Full Embarrassing disclosure:  The above are still "to-do" items for my own operation.

Guides--particularly those in larger operations like Exum, CMS, AAI, etc--consult with the management of your guide service to create develop a sustainability plan the organization will follow to hit self-decided targets for climate neutral/positive operations by target dates.  Investigate building that into their permit proposals.  Both of these actions could help raise the bar for guide operations overall and influence other operators.

(Lastly) Guides--particularly those in larger operations like Exum, CMS, AAI, etc--consult with the management of your guide service to encourage clients to participate in carbon offset programs.  Carbon offsets are a challenging topic, as there is discussion about the "buying of indulgences" kind of spirit it evokes and each company suggesting them should thoroughly review the market to suggest well-rated options, but in any case it is a useful and necessary step.


Additional resources courtesy of TK and Taylor:


AMGA state of the guiding agency:
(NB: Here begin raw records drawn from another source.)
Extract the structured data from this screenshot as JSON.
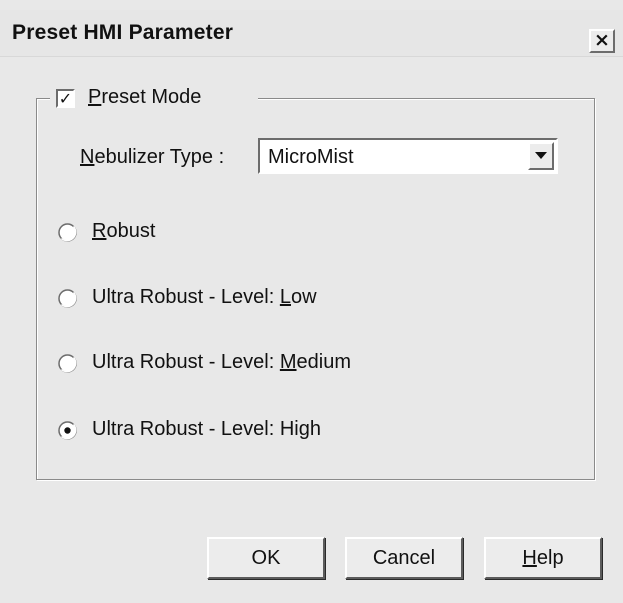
{
  "dialog": {
    "title": "Preset HMI Parameter",
    "close_glyph": "×"
  },
  "preset_mode": {
    "label_underlined": "P",
    "label_rest": "reset Mode",
    "checked": true
  },
  "nebulizer": {
    "label_underlined": "N",
    "label_rest": "ebulizer Type :",
    "value": "MicroMist"
  },
  "radios": [
    {
      "pre": "",
      "u": "R",
      "post": "obust",
      "selected": false
    },
    {
      "pre": "Ultra Robust - Level: ",
      "u": "L",
      "post": "ow",
      "selected": false
    },
    {
      "pre": "Ultra Robust - Level: ",
      "u": "M",
      "post": "edium",
      "selected": false
    },
    {
      "pre": "Ultra Robust - Level: Hi",
      "u": "g",
      "post": "h",
      "selected": true
    }
  ],
  "buttons": {
    "ok": "OK",
    "cancel": "Cancel",
    "help_underlined": "H",
    "help_rest": "elp"
  },
  "icons": {
    "close": "close-icon",
    "check": "checkmark-icon",
    "dropdown": "chevron-down-icon",
    "radio": "radio-icon"
  }
}
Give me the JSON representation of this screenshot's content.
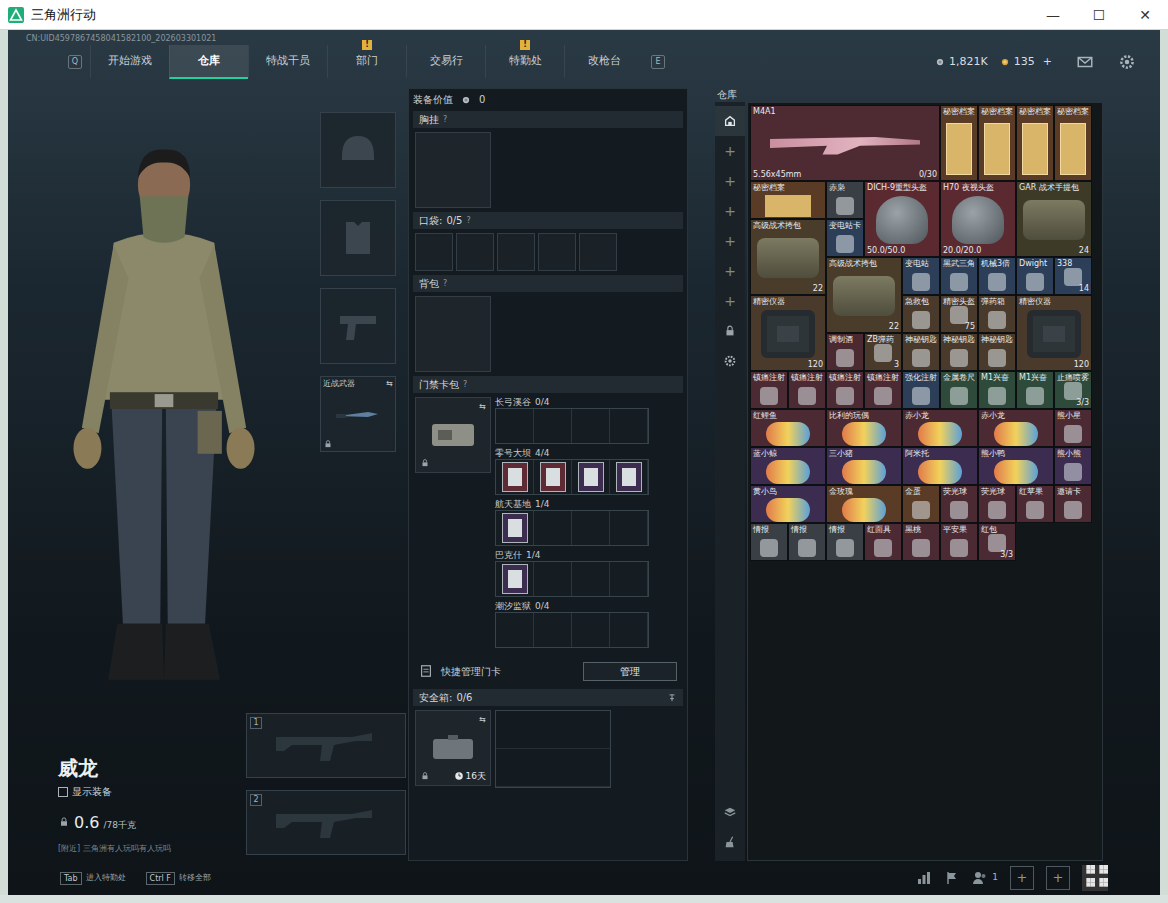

Climate Impacts on the Winter Tourism Economy:

Note: I believe I may have incorrectly pronounced Elizabeth Burkowski's last name, which is a shame as I never do that and it' important that she gets credit for the hard and valuable work that she's done. 


Yale Program on Climate Change Communication:

Partisan Climate Opinion Maps 2016:


James Balog TED Talk: Time Lapse Proof of extreme ice lost


Last Ascents: Kitty Calhoun TED Talk:


Betts, Allan. Climate Change in Vermont. 2011.


Guides For Glaciers on Mammut Athlete Blog:


Outdoor Industry Association: The Outdoor Recreation Economy


Outdoor Industry Association's position on Climate Change: